EXERCISE INSTRUCTIONS:
Search the records for the string "setup". Copy each line where it occurs.

INPUT DATA:
※ ※ ※
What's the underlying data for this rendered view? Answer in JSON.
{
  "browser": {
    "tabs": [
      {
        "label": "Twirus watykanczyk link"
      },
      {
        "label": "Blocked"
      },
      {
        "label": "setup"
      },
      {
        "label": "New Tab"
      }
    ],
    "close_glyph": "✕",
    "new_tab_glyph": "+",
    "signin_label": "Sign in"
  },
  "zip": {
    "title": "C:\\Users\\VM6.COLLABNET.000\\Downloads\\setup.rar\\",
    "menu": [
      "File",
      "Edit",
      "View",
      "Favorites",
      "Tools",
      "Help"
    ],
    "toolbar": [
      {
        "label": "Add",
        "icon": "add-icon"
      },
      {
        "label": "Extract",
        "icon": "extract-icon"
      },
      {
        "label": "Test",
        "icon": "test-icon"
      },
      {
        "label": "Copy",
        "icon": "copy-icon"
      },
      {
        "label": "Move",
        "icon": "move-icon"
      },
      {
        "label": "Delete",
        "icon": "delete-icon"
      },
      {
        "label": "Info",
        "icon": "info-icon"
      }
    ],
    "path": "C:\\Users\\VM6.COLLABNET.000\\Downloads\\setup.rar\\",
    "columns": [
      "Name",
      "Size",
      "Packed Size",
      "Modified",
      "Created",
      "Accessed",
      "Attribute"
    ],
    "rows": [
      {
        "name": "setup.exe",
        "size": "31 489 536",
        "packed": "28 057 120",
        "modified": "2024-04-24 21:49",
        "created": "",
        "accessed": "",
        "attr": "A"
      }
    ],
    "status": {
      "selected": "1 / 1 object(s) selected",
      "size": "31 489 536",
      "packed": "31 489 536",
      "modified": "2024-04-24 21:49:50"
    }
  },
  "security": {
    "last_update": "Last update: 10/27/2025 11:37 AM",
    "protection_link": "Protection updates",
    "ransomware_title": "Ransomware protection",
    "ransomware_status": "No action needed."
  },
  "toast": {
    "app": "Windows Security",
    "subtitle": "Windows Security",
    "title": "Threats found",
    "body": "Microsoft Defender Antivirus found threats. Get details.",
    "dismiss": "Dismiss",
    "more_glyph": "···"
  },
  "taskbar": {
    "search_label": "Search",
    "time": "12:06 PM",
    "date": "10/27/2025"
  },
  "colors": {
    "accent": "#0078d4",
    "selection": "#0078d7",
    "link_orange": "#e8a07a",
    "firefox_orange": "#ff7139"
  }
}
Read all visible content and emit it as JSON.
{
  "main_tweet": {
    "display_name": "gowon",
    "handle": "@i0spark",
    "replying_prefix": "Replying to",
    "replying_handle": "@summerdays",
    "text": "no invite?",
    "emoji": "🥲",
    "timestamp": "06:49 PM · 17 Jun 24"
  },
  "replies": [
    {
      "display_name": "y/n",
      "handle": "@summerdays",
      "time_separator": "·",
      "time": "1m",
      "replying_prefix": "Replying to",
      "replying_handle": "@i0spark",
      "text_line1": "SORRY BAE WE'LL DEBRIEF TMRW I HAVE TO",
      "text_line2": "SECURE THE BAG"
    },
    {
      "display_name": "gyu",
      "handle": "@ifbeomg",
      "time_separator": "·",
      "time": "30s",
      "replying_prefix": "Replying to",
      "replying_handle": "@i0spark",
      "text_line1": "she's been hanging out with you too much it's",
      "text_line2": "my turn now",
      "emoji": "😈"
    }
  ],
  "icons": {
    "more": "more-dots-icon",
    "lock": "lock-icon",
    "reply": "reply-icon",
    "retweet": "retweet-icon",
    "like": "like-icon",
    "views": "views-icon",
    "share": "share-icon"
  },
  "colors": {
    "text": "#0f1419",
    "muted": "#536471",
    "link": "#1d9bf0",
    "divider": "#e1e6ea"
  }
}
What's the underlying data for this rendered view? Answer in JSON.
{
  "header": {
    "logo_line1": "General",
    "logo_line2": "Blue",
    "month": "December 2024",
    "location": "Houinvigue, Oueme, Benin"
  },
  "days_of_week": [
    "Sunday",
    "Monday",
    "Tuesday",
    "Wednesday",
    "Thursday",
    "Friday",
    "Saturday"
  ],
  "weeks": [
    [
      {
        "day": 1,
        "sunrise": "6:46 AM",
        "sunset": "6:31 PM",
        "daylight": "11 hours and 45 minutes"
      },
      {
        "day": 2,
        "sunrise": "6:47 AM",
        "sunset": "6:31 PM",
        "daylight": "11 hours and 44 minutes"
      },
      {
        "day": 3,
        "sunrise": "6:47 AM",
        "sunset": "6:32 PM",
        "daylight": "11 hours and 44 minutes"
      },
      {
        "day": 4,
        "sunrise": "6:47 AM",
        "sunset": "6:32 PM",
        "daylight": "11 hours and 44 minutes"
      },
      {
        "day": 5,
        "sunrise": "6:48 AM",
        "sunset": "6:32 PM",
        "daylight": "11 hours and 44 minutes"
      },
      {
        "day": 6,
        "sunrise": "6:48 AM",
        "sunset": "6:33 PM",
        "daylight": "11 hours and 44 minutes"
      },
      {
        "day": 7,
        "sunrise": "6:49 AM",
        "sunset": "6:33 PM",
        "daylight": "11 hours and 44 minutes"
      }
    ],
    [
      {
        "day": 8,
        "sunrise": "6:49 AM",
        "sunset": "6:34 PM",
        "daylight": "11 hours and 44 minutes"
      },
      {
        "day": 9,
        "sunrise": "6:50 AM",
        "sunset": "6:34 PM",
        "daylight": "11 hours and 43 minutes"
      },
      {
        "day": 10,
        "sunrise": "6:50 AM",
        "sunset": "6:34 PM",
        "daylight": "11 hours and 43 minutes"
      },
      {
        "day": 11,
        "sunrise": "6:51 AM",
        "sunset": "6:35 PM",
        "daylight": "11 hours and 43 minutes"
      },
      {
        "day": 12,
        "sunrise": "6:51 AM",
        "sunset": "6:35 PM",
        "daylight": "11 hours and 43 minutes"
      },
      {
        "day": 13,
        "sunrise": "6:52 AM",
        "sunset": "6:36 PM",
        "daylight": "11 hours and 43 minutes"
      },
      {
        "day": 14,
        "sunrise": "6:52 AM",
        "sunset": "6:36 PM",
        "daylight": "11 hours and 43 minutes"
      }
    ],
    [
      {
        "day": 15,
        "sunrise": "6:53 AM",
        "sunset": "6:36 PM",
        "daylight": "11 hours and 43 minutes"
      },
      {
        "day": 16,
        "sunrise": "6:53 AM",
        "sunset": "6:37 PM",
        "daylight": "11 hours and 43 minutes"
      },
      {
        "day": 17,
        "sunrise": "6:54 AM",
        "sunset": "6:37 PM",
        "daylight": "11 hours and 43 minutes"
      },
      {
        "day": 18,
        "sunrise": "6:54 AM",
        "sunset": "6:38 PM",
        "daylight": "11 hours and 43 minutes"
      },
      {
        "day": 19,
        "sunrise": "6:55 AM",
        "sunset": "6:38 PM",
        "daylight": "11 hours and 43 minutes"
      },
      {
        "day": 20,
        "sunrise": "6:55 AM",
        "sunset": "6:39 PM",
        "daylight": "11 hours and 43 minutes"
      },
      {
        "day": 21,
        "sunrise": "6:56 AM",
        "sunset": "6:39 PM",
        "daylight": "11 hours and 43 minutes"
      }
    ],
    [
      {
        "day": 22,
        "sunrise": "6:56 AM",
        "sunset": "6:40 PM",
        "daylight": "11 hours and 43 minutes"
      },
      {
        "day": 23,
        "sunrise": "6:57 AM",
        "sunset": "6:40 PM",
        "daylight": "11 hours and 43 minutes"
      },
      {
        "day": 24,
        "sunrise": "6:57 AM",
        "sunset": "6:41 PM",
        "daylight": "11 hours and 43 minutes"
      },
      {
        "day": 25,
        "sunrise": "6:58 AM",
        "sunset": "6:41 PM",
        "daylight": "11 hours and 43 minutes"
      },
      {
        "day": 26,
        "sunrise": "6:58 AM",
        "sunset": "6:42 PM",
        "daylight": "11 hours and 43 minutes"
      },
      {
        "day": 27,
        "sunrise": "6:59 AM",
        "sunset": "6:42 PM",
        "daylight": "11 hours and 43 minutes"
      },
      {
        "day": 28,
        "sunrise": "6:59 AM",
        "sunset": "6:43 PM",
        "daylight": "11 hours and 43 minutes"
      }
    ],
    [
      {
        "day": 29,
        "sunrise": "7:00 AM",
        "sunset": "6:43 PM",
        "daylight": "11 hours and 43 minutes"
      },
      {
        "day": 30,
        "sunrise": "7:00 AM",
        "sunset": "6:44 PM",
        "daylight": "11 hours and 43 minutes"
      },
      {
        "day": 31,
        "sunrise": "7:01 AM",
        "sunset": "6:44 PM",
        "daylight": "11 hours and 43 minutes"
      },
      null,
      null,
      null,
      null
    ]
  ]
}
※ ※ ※
REPLY TO THE TASK:
        "label": "setup"
    "title": "C:\\Users\\VM6.COLLABNET.000\\Downloads\\setup.rar\\",
    "path": "C:\\Users\\VM6.COLLABNET.000\\Downloads\\setup.rar\\",
        "name": "setup.exe",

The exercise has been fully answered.